The agreement establishes new procedures to combat sexual assault in the military and provides the president’s request of a 1 percent pay raise for servicemembers.

• The Department of Veterans Affairs Major Medical Facility Lease Authorization Act of 2013. On Dec. 10, the House passed this bill (H.R. 3521) by a vote of 346-1. The bill would authorize $237 million in fiscal 2014 for VA leases at 27 major medical facilities around the country. Federal law requires the VA to obtain congressional authorization for leases of VA medical facilities with an annual cost of at least $1 million. According to the VA, using leasing authority rather than constructing VA-owned facilities allows the VA to quickly establish convenient primary care facilities for veterans in their communities. The bill, sponsored by House Veterans Affairs Chairman Jeff Miller, R-Fla., would require the VA to submit a copy of a proposed lease and an analysis of it to the House and Senate Veterans’ Affairs committees at least 30 days before entering a lease.

In other news:

VA accuracy questioned: Department of Veterans Affairs (VA) Undersecretary Alison Hickey on Dec. 11 testified before the Senate Committee on Veterans’ Affairs (SVAC) about the growing questions about the validity of VA’s recent numbers on improving accuracy in the disability claims process. The American Legion has said that VA is inflating the accuracy numbers.

SWS visits: Two System Worth Saving site visits were conducted last week, one in Kansas and one in West Virginia. The details:

• In Kansas, the Rev. Daniel J. Seehafer, a SWS task force member, and Roscoe Butler, assistant director for health care conducted, visited Leavenworth Dec. 9-11. They held a town hall meeting at American Legion Post 94 for veterans to discuss the care offered at the Dwight D. Eisenhower VA Medical Center. Seehafer and Butler held a site visit at the medical center on Dec. 10-11, focusing on VA’s accomplishments and progress over the past 10 years, current issues and concerns as well as VA’s five-year strategic plan for several program areas, such as: VA’s budget, campus alignment, staffing, enrollment/outreach, hospital programs, information technology and construction programs.

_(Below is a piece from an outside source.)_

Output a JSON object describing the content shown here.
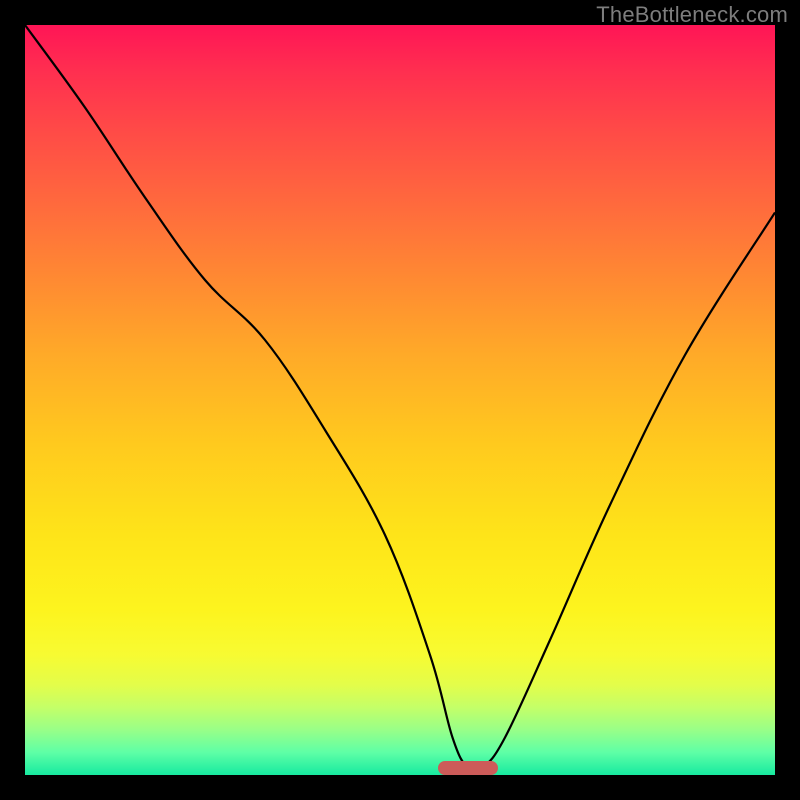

• In West Virginia, task force member Vickie D. Smith-Dikes and Derrick Redd, national field service representative, held a town hall meeting at American Legion Post 16 in Huntington for veterans to discuss the care offered at the Dwight D. Eisenhower VA Medical Center. Smith-Dikes and Redd toured the Huntington VA facility and focused on the same issues as the group in Kansas.

Teaming up with USDA, Purdue: The Employment and Education Division met on Dec. 9 with the U.S. Department of Agriculture (USDA) to discuss the Returning Veterans to Agriculture Project. This pilot program will be spearheaded and implemented through a partnership with Purdue University, which will include many resource partners. USDA has reached out to the Legion to discuss ways that we can work together in ensuring that the implementation will be a success and how we can avoid common pitfalls in marketing the program. The initial meeting will take place at Purdue University on Dec. 19.

Job fair: On Dec. 3, a Hiring Our Heroes job fair was held at the RR Donnelley headquarters building in Warrenville, Ill. Overall, there were 40 in-person interviews conducted and eight veterans were hired. Special thanks goes to RR Donnelley for hosting the event and conducting 6 employment workshops throughout the day, the U.S. Chamber of Commerce for their role in planning this event, along with The American Legion Department of Illinois Gary Jenson (assistant adjutant) for hosting an outreach table, and the Illinois Employer Support of the Guard and Reserve, whose outreach for this event ensured that this event would be a success.

Claims: During the week ending Dec. 6, the Board of Veterans’ Appeals reached dispositions on 192 American Legion represented appeals. Of those dispositions 73 percent of the denials were overturned with outcomes favorable to the veteran. In 60 cases, the board granted benefits outright after considering The American Legion’s arguments. In 80 cases, The American Legion was able to point out errors in the development of the veteran’s claims that mandated corrective action under the law. Of the total number of dispositions, 46 (24 percent) were outright denied.